About this Research Topic
The development of high-throughput sequencing technology and the advent of omics approaches have been providing a solid basis for the systematic understanding of the function of human genes and the mechanism of cancers and chronic diseases. In the last years, the integration of multiple omics data has provided many advantages over single omics approaches in providing a more comprehensive understanding of the molecular basis of disease. For instance: the integration of genome-wide association studies (GWAS) data using Mendelian Randomization (MR) has been used widely in identifying causal phenotypes of human diseases; the integration of GWAS data and expression quantitative trait loci (eQTL) data using Summarized MR (SMR) can facilitate mining causal genes of human diseases; and the integration of microarray data and Next Generation Sequencing data using machine learning technology has been used to successfully identify gene signatures associated with clinically relevant molecular subtypes and prognosis in complex diseases. Though successful, the emergence of sequencing technologies such as single cell sequencing and metagenomics sequencing have posed more challenges for data integration methods. It is, therefore, essential to apply novel statistical methods and artificial intelligence approaches for integrating multiple omics data, such as single cell sequencing data, microbial Quantitative Trait Loci (mbQTL) data, and microbiome GWAS (mGWAS) data.
This Research Topic aims to showcase recent progress on studies around the following topics:

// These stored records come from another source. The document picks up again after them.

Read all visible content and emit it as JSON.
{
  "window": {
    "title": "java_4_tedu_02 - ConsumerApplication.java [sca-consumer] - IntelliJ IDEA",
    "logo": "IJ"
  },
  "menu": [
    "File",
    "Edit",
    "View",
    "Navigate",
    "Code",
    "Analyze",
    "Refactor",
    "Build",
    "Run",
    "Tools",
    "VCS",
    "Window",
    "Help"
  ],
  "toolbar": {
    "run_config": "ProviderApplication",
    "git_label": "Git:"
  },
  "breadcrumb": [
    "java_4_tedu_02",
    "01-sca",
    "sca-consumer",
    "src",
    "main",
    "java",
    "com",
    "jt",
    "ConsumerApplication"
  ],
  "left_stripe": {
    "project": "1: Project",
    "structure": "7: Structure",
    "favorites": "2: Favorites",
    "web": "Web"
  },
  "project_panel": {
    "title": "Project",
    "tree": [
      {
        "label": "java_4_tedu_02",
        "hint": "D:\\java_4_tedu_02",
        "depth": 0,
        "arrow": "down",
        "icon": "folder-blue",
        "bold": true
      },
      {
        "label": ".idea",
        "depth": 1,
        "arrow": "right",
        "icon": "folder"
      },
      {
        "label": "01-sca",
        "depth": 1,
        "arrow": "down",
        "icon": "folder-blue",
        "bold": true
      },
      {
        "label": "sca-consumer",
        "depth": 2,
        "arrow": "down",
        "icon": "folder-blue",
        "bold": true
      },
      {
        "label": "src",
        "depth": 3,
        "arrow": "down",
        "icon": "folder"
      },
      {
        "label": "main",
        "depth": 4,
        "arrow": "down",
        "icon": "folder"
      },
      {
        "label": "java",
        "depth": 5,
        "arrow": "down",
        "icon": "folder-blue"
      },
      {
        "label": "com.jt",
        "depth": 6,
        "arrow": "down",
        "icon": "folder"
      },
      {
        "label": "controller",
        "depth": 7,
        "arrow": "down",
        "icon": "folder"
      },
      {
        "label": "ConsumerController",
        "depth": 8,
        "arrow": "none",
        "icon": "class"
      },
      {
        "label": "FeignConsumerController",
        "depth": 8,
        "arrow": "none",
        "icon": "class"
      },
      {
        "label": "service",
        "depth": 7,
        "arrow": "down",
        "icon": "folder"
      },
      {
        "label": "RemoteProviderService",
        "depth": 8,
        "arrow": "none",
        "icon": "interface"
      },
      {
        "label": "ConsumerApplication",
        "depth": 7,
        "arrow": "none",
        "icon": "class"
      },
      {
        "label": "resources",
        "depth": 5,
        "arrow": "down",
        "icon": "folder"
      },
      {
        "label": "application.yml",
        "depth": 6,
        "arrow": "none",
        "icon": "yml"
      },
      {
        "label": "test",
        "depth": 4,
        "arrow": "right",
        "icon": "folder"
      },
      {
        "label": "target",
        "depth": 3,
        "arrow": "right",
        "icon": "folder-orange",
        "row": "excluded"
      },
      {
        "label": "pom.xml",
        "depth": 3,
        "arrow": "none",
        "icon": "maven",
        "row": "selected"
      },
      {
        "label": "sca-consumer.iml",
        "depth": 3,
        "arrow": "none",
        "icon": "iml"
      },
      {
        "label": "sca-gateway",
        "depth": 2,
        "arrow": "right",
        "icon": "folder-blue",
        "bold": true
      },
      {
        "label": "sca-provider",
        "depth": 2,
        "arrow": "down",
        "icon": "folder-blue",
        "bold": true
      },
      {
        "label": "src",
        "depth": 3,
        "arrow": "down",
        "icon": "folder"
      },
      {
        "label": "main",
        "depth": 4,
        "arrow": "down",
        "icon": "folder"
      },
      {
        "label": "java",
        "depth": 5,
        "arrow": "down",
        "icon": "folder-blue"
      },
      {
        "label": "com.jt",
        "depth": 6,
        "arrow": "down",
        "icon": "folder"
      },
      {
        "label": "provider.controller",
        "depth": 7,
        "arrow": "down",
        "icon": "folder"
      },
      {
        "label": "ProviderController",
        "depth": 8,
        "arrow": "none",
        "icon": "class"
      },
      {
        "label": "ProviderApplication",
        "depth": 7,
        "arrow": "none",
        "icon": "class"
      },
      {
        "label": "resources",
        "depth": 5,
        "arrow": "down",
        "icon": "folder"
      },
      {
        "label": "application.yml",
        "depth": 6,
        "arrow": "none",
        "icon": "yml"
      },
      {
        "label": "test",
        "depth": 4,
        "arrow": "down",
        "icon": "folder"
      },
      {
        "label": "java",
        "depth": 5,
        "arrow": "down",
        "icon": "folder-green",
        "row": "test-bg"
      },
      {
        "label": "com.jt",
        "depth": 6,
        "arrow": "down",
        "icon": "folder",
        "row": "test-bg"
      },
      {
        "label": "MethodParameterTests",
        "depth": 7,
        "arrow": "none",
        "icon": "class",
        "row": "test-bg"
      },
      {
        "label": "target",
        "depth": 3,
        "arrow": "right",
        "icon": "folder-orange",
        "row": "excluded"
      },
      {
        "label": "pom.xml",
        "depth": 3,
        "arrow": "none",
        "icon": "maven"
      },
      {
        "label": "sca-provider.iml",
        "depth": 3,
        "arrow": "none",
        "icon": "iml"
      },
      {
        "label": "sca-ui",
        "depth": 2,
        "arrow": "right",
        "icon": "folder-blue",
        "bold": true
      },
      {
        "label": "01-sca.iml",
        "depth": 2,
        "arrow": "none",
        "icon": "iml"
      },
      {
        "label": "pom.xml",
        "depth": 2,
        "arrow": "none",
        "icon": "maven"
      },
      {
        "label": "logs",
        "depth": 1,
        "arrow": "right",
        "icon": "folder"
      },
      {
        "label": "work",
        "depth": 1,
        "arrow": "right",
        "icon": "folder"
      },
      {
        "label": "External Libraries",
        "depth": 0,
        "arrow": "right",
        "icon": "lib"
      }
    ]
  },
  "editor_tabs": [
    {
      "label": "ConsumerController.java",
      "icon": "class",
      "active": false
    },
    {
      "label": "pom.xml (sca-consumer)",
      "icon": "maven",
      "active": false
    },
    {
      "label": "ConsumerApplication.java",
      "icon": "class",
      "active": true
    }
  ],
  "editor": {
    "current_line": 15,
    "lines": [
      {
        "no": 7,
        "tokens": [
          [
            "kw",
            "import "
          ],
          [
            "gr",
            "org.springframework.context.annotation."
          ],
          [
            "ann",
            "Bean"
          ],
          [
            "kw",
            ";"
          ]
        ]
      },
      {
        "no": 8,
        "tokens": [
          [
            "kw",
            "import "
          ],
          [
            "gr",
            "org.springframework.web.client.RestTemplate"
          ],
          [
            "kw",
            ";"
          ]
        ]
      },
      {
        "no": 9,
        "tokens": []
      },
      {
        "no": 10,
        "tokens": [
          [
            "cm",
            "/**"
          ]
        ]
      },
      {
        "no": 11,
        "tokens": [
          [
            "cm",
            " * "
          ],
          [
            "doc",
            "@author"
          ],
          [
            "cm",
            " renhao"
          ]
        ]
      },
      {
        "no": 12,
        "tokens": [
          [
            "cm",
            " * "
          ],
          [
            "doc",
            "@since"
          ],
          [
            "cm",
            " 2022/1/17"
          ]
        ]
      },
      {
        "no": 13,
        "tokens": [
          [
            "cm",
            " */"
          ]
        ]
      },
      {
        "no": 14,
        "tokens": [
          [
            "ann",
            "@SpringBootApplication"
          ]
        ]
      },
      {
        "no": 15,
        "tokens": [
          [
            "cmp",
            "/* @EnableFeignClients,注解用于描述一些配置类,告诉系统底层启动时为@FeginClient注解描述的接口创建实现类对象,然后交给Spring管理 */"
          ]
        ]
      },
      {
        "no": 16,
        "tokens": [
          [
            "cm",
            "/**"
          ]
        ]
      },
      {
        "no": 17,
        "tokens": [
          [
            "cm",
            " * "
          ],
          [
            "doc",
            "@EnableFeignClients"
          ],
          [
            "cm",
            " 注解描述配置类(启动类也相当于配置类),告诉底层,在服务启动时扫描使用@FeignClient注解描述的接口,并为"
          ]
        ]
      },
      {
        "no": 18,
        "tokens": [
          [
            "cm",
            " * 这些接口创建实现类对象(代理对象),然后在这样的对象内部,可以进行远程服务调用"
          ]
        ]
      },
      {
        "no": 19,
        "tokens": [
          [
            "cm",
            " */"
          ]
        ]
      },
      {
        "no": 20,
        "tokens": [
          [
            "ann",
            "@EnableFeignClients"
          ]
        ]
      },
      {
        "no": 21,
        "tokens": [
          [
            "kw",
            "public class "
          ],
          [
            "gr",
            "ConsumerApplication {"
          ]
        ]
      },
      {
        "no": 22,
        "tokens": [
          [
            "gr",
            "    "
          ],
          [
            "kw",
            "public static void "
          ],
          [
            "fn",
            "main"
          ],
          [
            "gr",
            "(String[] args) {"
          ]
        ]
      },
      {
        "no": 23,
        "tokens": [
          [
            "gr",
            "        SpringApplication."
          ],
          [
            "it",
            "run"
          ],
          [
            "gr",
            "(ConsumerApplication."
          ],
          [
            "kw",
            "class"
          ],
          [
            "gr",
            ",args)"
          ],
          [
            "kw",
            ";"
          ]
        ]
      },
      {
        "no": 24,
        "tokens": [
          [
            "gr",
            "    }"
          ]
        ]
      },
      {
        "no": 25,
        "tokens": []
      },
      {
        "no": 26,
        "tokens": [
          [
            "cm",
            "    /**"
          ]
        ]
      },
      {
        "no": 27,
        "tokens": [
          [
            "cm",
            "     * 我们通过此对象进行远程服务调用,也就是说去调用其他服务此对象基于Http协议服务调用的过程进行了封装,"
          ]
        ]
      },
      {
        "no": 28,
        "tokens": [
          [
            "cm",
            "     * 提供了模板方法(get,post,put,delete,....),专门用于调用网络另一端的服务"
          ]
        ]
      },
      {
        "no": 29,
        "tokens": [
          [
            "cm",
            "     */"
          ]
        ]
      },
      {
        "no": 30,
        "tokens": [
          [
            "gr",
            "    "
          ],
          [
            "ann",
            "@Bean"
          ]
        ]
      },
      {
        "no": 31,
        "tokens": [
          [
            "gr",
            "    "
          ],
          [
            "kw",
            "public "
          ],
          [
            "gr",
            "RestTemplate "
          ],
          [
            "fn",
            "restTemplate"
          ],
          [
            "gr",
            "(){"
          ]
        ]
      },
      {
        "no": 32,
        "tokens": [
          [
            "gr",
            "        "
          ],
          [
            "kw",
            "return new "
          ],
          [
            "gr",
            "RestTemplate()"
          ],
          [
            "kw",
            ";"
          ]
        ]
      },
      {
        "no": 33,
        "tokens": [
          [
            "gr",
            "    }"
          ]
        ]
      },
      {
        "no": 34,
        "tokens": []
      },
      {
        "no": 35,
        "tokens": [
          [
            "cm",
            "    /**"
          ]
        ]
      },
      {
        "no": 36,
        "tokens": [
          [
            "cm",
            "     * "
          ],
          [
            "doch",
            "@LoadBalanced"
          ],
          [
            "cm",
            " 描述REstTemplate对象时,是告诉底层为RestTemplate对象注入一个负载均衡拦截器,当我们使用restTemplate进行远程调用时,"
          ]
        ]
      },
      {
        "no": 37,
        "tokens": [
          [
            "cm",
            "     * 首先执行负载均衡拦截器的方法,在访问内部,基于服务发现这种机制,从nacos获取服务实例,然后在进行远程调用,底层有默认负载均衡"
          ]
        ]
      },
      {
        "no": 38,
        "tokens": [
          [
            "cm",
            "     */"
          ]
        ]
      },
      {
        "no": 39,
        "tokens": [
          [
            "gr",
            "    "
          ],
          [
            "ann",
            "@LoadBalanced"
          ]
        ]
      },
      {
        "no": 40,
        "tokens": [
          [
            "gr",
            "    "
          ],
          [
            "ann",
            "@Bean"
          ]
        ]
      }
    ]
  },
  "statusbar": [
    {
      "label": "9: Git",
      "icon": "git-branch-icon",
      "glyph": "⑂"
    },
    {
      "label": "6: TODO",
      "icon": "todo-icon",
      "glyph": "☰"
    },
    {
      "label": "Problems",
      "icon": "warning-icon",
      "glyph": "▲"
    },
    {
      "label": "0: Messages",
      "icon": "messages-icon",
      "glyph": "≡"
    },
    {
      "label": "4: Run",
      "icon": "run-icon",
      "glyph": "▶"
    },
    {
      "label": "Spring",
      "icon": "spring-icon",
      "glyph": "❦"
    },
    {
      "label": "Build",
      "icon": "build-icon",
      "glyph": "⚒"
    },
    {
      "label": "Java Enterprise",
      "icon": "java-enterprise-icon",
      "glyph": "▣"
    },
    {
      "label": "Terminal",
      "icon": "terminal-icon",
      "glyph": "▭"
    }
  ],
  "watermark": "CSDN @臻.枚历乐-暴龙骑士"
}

• Machine learning approaches and applications for integrating multi-level omics data.
• Statistical methods and applications for integrating multi-level omics data.
• Identification and validation of molecular biomarker for cancers and chronic diseases
• Tools and databases for integrating and analyzing omics data.
• Pan-cancer analysis and validation through integrating multi-level omics data.
• Novel findings on molecular biomarkers and signatures of cancers and chronic diseases.
• Identification of novel prognostic biomarkers of cancers and chronic diseases.
Please note: The findings based on data integration should be also validated by observational/experimental data. Descriptive studies and studies consisting solely of bioinformatic investigation of publicly available genomic/transcriptomic data do not fall within the scope of the journal.
Important Note: All contributions to this Research Topic must be within the scope of the section and journal to which they are submitted, as defined in their mission statements. Frontiers reserves the right to guide an out-of-scope manuscript to a more suitable section or journal at any stage of peer review.